Jeffrey Allen Pennington, Movant, Pro se, Dry Branch, GA.
For J. N. D., Miscellaneous: Mark John Tamblyn, Wexler Wallace LLP, Sacramento, CA.
ORDER GRANTING MOTION FOR FINAL APPROVAL OF SETTLEMENT AGREEMENT
RICHARD SEEBORG, UNITED STATES DISTRICT JUDGE.
The proposed settlement class in this action consists of some 150 million members of defendant Facebook, Inc.'s eponymous social network website, whose names and/or likenesses allegedly were misappropriated to promote products and services through Facebook's so-called " Sponsored Stories" program. The parties now seek final approval of a settlement that will result in small cash payments to the relatively low percentage of class members who filed claims, and cy pres payments of several millions of dollars to certain organizations involved in internet privacy issues. The settlement also requires Facebook to make changes to the Statement of Rights and Responsibilities (" SRRs" ) it contends governs use of its site, and to implement additional mechanisms giving users greater information about, and control over, how their names and likenesses are employed in connection with Sponsored Stories.
The original settlement agreement proposed by the parties did not win preliminary
approval. The parties responded with a new proposal, earning such approval and triggering notice to potential class members. A number of objectors contend that the updated settlement proposal should not receive final approval for a variety of reasons. Among the objections most vigorously advanced is an argument that the settlement does not appropriately handle issues related to minors.
The record leaves no doubt that this settlement was the product of arms-length negotiations and compromise. Although the monetary relief to each class member is relatively small and the percentage of class members who submitted claims is limited, the settlement as a whole provides fair, reasonable, and adequate relief to the class, in light of all the circumstances, including the low probability that a substantially better result would be obtained through continued litigation. The injunctive relief, while not incorporating all features that some of the objectors might prefer, has significant value and provides benefits that likely could not be obtained outside the context of a negotiated settlement, even if plaintiffs were to prevail on the merits.
If " Sponsored Stories" had undisputedly violated the law and represented the gross invasion of class members' rights as characterized by the complaint, then the adequacy of the settlement would, of course, be viewed through a very different lens.
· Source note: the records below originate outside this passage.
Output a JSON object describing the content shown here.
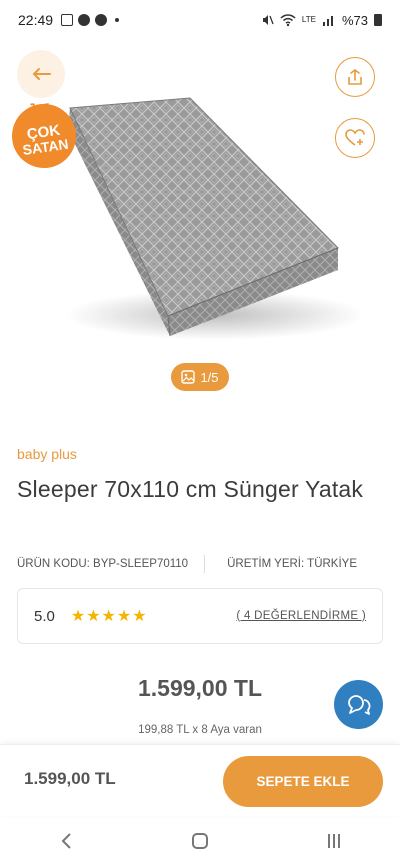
{
  "status_bar": {
    "time": "22:49",
    "battery": "%73",
    "network_label": "LTE"
  },
  "badge": {
    "line1": "ÇOK",
    "line2": "SATAN"
  },
  "gallery": {
    "counter": "1/5"
  },
  "product": {
    "brand": "baby plus",
    "title": "Sleeper 70x110 cm Sünger Yatak",
    "code": "ÜRÜN KODU: BYP-SLEEP70110",
    "origin": "ÜRETİM YERİ: TÜRKİYE",
    "rating": "5.0",
    "stars": "★★★★★",
    "reviews": "( 4 DEĞERLENDİRME )",
    "price": "1.599,00 TL",
    "installment": "199,88 TL x 8 Aya varan"
  },
  "bottom_bar": {
    "price": "1.599,00 TL",
    "add_to_cart": "SEPETE EKLE"
  },
  "colors": {
    "accent": "#e89a3c",
    "badge": "#f08a2a",
    "chat": "#2f7fc1",
    "star": "#f5b400"
  }
}
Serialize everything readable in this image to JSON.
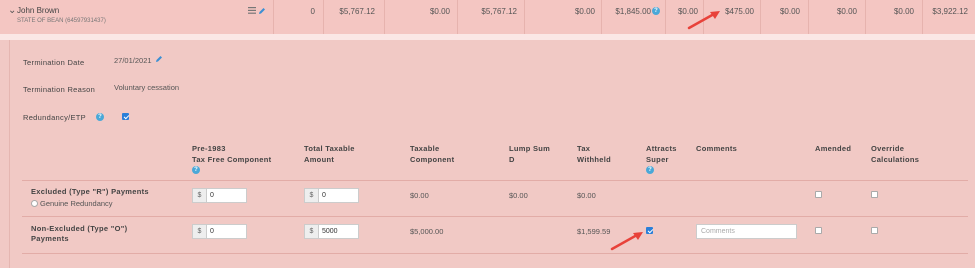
{
  "employee": {
    "name": "John Brown",
    "subtitle": "STATE OF BEAN (64597931437)",
    "amounts": [
      "0",
      "$5,767.12",
      "$0.00",
      "$5,767.12",
      "$0.00",
      "$1,845.00",
      "$0.00",
      "$475.00",
      "$0.00",
      "$0.00",
      "$0.00",
      "$3,922.12"
    ]
  },
  "details": {
    "termination_date_label": "Termination Date",
    "termination_date": "27/01/2021",
    "termination_reason_label": "Termination Reason",
    "termination_reason": "Voluntary cessation",
    "redundancy_label": "Redundancy/ETP"
  },
  "table": {
    "headers": {
      "pre1983": "Pre-1983\nTax Free Component",
      "total_taxable": "Total Taxable\nAmount",
      "taxable_component": "Taxable\nComponent",
      "lump_sum_d": "Lump Sum\nD",
      "tax_withheld": "Tax\nWithheld",
      "attracts_super": "Attracts\nSuper",
      "comments": "Comments",
      "amended": "Amended",
      "override": "Override\nCalculations"
    },
    "currency_symbol": "$",
    "rows": [
      {
        "label": "Excluded (Type \"R\") Payments",
        "sublabel": "Genuine Redundancy",
        "pre1983": "0",
        "total_taxable": "0",
        "taxable_component": "$0.00",
        "lump_sum_d": "$0.00",
        "tax_withheld": "$0.00",
        "attracts_super": null,
        "comments_placeholder": null
      },
      {
        "label": "Non-Excluded (Type \"O\")\nPayments",
        "sublabel": null,
        "pre1983": "0",
        "total_taxable": "5000",
        "taxable_component": "$5,000.00",
        "lump_sum_d": null,
        "tax_withheld": "$1,599.59",
        "attracts_super": true,
        "comments_placeholder": "Comments"
      }
    ]
  },
  "colors": {
    "background": "#f1c9c5",
    "accent_blue": "#2b7fd8",
    "annotation_arrow": "#e8423a"
  }
}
Plaintiffs' allegations and theories, however, remain largely untested, having only survived a motion to dismiss. Substantial barriers to recovery remained, not the least of which would be the requirement to demonstrate that the complained-of conduct caused cognizable harm. Placing those and other factors discussed below in the balance, the proposed settlement warrants final approval.
II. STANDARD OF REVIEW
A district court's approval of a class-action settlement must be accompanied by a finding that the settlement is " fair, reasonable, and adequate." Fed.R.Civ.P. 23(e). The fairness of a settlement must be evaluated as a whole, rather than by assessing its individual components. Hanlon v. Chrysler Corp., 150 F.3d 1011, 1026 (9th Cir. 1998). Crucially, the question whether a settlement is fundamentally fair within the meaning of Rule 23(e) is not the same as asking the reviewing court if perfection has been achieved. See id. at 1027. Although Rule 23 imposes strict procedural requirements on the approval of a class settlement, a district court's only role in reviewing the substance of that settlement is to ensure that it is " fair, adequate, and free from collusion." See id.
A number of factors guide in making that determination, including:
the strength of the plaintiffs' case; the risk, expense, complexity, and likely duration of further litigation; the risk of maintaining class action status throughout the trial; the amount offered in settlement; the extent of discovery completed and the stage of the proceedings; the experience and views of counsel; the presence of a ...